## 11 thoughts on “scrambleWord and scrambleOrRemove free response answer”

1. Henry

Hi is it okay if I made mine recursive?
On the AP test I had a couple cases for a but I’m sure it worked

• Brandon Horn

A correct recursive solution would receive full credit.

2. Edward

Hello im just wondering if there would be point reductions for using “=” or “!=” instead of the “equals”

• Brandon Horn

While I don’t have the scoring guidelines there is typically a penalty for incorrectly using `==` to compare `String` objects. If you obtained `char` types using `charAt` then `==` would be correct.

3. is the “else wordList.set(i, scrambled);” necessary?

• Brandon Horn

Yes. `String` objects are immutable.
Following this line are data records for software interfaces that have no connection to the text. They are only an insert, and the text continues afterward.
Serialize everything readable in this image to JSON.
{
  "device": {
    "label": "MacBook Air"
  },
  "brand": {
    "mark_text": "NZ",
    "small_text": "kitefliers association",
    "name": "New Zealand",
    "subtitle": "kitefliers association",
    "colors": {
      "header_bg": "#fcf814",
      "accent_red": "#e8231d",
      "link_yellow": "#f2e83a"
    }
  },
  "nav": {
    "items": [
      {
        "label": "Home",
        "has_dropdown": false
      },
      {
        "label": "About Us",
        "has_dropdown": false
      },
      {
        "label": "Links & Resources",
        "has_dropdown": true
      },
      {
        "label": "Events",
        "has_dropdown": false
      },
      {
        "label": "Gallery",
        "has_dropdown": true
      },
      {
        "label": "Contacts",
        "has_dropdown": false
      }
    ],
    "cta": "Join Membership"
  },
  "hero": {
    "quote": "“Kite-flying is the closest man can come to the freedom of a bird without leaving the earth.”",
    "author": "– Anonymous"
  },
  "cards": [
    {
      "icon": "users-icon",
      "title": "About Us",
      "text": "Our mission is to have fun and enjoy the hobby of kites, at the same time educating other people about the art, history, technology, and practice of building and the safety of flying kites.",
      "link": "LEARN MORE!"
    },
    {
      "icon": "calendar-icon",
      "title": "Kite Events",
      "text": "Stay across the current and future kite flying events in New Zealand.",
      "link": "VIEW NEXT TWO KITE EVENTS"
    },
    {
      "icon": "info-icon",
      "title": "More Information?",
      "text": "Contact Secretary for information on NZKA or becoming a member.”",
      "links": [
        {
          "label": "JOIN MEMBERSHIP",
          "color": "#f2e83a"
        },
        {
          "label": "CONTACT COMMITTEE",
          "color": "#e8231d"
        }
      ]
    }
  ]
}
Scrambling the word obtained from the list does not change the word in the list. the `set` call is what actually changes the list.

4. Ashna

For part B, was it necessary to go backwards in the loop?

• Brandon Horn

You must avoid skipping the next element each time you remove an element from the list. You can do that by going backwards or by decrementing your loop control variable every time you remove an element.

5. CDS

I believe your solution to part B is incorrect. You must decrement i after you call wordList.remove(i), otherwise, the new element in position i will not be evaluated.

• Brandon Horn

My loop traverses `wordList` backwards. The elements that are shifted by the call to `remove` have already been processed. If the loop traversed the list starting at index 0 a decrement would be necessary.

Whether or not the element at the index is removed, the index decremement will move to the next (lower) index and test that. If an element is removed, the element that was at an index one greater will slide into the index of the element that was just removed. This will not matter, because the index of the `for` loop will already be ahead (one less numerically because we are decrementing) of the elements that are sliding because of removals. A way that may be easier to comprehend is using `for(int i = 0; i < wordList.size(); )` and only incrementing when the tested element is not removed. Then the `for` loop would only test the 0 index and let new elements slide in as “bad” ones are removed. If the element isn’t removed, increment and change the “test” index to one larger and let more slide in from there.